#### [GOAL OF THE EXERCISE]
Return each line of the entries that holds the string "Ocak".

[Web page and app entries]

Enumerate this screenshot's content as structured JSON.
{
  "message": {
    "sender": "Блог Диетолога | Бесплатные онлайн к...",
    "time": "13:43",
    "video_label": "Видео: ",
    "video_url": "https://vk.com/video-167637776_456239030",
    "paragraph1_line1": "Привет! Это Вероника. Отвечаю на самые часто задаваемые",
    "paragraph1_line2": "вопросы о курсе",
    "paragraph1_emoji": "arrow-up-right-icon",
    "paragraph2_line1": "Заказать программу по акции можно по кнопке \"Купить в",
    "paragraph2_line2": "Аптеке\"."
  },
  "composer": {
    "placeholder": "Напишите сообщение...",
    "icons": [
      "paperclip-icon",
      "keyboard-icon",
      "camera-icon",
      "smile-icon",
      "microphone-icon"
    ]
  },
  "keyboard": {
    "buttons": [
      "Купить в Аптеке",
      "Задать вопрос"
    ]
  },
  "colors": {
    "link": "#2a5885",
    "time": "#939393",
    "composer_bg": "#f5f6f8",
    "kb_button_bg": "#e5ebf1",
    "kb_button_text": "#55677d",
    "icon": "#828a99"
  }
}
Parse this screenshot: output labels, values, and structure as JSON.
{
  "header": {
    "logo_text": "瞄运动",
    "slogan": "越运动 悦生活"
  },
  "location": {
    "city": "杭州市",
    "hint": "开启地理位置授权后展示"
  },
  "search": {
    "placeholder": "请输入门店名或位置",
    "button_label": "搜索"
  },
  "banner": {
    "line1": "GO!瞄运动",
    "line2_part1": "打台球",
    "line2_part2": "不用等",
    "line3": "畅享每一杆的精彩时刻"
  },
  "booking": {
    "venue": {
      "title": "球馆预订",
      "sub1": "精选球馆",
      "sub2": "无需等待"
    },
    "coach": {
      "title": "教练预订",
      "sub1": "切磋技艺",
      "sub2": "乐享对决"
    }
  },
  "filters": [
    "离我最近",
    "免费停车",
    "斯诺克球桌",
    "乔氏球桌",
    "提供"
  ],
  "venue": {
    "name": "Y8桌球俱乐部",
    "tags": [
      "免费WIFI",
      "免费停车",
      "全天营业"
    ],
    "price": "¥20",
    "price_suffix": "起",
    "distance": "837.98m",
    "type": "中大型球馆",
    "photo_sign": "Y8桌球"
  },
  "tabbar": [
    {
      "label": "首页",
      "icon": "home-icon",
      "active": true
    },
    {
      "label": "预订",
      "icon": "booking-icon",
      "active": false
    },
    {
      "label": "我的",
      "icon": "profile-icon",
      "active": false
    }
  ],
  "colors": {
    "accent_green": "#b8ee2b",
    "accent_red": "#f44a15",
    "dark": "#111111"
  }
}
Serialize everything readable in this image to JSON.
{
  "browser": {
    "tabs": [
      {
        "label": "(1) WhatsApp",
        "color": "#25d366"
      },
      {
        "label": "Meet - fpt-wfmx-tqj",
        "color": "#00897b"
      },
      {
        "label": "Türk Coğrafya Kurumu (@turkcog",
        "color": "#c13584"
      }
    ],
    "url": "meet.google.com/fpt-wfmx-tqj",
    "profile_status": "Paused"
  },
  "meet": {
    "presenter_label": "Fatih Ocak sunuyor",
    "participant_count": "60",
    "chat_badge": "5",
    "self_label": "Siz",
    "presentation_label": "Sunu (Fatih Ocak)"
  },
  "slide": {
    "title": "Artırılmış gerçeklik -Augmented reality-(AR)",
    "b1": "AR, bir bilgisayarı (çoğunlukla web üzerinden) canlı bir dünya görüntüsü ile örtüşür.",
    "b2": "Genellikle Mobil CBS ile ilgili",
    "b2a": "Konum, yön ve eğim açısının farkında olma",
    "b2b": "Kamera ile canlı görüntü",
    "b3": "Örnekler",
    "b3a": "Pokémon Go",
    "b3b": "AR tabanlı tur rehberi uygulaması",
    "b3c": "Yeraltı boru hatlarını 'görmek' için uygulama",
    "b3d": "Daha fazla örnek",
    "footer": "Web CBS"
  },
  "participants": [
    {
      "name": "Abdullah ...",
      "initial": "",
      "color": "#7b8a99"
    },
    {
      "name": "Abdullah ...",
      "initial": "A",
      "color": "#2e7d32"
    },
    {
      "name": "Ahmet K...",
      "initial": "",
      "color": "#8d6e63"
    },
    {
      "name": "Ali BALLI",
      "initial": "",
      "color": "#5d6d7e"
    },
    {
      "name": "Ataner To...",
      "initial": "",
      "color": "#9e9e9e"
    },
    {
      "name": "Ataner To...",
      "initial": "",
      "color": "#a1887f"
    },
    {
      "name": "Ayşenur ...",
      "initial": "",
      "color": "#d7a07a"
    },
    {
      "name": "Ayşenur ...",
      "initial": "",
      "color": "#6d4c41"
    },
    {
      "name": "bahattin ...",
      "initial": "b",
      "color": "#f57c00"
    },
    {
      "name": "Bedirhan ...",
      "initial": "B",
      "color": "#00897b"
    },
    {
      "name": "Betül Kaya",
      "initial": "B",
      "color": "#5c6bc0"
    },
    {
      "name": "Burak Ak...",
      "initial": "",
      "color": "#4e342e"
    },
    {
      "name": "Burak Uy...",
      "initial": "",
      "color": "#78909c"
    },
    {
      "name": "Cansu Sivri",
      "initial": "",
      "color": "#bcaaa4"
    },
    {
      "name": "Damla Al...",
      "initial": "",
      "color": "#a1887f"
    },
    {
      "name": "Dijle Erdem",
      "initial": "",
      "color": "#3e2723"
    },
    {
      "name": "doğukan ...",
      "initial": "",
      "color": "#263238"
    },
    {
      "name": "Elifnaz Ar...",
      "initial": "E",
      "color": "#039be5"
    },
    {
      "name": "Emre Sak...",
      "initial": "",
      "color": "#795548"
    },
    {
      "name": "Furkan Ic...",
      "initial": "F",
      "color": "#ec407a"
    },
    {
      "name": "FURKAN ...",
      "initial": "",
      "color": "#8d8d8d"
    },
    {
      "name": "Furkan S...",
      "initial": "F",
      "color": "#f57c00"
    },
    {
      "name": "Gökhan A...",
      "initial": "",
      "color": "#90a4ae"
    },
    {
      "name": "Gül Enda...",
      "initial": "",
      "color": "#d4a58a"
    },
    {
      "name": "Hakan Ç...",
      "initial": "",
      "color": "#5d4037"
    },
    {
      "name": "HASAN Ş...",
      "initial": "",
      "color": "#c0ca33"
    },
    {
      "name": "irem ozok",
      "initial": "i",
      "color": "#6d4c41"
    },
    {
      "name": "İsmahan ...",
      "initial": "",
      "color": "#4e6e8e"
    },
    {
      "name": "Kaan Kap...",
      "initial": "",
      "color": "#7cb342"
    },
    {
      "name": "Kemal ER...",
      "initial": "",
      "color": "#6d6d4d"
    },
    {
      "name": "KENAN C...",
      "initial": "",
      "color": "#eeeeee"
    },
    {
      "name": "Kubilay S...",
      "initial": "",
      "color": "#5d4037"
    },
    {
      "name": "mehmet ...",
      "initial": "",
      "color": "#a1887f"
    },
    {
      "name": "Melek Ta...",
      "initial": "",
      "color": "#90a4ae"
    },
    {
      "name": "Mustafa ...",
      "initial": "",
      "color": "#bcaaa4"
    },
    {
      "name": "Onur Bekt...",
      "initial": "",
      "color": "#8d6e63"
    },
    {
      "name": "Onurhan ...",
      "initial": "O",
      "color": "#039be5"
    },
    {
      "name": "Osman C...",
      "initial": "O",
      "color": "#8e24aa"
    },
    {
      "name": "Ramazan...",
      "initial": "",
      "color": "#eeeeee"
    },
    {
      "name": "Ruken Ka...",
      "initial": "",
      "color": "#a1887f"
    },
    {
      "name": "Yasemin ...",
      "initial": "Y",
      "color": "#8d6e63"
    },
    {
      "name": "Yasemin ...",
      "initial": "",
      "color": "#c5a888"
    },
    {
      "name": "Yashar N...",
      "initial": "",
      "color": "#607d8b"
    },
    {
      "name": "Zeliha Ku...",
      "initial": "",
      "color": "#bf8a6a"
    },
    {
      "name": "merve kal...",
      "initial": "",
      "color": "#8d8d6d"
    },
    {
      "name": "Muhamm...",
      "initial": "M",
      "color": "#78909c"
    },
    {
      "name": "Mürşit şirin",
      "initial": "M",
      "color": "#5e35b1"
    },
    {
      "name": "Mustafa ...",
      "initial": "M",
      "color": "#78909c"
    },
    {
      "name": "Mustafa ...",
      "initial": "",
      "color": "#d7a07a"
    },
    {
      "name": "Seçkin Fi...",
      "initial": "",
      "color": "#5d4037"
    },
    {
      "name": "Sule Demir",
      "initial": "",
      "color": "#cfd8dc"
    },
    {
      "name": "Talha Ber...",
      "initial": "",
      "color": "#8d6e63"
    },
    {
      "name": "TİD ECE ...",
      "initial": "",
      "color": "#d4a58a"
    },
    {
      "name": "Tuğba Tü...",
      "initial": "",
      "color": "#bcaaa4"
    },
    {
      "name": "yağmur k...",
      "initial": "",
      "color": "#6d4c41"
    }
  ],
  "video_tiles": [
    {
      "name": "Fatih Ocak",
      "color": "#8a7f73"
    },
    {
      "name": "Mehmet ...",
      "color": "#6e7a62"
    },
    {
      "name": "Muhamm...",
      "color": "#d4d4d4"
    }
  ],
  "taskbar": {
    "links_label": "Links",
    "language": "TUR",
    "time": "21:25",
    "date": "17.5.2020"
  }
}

#### [SOLVED PROBLEM]
    "presenter_label": "Fatih Ocak sunuyor",
    "presentation_label": "Sunu (Fatih Ocak)"
      "name": "Fatih Ocak",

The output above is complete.